__RAW DATA__.
--- START ---
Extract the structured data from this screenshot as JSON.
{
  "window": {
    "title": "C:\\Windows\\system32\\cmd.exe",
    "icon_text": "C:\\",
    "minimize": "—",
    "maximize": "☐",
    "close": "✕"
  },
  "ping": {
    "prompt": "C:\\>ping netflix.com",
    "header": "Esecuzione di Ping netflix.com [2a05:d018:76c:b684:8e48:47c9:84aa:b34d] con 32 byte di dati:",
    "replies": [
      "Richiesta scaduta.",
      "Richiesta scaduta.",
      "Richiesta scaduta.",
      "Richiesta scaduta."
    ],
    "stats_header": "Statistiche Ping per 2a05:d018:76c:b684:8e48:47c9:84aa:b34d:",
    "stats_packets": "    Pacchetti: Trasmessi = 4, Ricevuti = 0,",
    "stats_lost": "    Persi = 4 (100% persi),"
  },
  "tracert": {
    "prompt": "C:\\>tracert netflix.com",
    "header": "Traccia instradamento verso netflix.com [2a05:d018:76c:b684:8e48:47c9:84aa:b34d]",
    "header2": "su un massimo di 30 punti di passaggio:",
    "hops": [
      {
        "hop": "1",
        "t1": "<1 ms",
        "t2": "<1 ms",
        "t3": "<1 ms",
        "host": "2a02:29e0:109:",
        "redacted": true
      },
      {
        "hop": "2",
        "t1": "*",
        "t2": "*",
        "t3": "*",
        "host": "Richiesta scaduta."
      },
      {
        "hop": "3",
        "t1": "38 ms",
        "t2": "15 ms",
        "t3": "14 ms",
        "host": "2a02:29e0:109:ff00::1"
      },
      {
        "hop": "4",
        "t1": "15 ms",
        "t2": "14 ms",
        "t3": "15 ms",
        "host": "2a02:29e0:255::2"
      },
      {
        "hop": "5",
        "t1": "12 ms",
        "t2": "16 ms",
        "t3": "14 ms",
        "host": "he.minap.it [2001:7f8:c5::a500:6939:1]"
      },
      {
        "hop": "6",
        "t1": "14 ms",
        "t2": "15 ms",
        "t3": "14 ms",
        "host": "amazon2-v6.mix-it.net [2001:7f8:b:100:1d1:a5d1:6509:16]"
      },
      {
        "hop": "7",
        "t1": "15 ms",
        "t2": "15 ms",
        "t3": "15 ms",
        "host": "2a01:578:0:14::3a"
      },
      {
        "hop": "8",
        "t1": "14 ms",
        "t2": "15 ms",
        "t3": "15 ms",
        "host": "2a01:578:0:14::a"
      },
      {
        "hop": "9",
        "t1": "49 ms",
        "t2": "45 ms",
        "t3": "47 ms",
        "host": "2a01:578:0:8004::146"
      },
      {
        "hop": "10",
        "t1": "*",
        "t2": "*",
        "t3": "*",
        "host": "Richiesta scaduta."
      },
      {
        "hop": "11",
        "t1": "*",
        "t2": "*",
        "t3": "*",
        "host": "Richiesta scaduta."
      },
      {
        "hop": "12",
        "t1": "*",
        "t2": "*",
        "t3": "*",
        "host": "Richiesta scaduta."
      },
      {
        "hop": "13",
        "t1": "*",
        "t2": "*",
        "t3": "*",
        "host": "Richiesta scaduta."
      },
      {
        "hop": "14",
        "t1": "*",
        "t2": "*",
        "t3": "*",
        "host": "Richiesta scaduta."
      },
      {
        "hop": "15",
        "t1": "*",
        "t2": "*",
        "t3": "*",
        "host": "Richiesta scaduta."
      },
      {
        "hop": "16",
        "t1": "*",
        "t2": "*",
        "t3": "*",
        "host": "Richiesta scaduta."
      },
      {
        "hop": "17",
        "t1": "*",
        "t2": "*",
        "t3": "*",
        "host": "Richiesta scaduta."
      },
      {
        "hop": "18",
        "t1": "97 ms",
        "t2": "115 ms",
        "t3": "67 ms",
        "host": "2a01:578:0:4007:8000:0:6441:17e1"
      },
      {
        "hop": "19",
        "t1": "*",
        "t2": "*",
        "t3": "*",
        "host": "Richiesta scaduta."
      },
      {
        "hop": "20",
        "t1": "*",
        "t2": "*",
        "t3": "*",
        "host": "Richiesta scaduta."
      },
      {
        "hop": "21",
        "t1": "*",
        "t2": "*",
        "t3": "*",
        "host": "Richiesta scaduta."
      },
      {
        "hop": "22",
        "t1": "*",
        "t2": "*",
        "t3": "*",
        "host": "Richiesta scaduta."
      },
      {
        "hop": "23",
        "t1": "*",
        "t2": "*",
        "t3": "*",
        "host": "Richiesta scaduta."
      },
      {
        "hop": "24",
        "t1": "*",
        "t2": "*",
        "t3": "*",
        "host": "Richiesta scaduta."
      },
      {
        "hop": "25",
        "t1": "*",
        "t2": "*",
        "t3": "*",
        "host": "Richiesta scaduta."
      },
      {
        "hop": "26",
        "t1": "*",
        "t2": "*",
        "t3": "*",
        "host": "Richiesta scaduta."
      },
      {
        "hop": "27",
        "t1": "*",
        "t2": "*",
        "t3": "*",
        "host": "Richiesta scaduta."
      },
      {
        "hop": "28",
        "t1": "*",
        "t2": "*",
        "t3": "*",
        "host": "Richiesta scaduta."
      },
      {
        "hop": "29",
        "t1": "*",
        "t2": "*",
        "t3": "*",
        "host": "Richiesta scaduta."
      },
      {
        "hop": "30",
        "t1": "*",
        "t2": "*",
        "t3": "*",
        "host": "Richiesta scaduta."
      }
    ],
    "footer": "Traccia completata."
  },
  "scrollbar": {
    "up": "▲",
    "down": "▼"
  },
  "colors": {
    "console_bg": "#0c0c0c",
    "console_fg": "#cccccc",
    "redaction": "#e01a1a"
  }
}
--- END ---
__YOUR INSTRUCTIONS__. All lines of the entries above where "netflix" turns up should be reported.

__ANSWER BELOW__.
    "prompt": "C:\\>ping netflix.com",
    "header": "Esecuzione di Ping netflix.com [2a05:d018:76c:b684:8e48:47c9:84aa:b34d] con 32 byte di dati:",
    "prompt": "C:\\>tracert netflix.com",
    "header": "Traccia instradamento verso netflix.com [2a05:d018:76c:b684:8e48:47c9:84aa:b34d]",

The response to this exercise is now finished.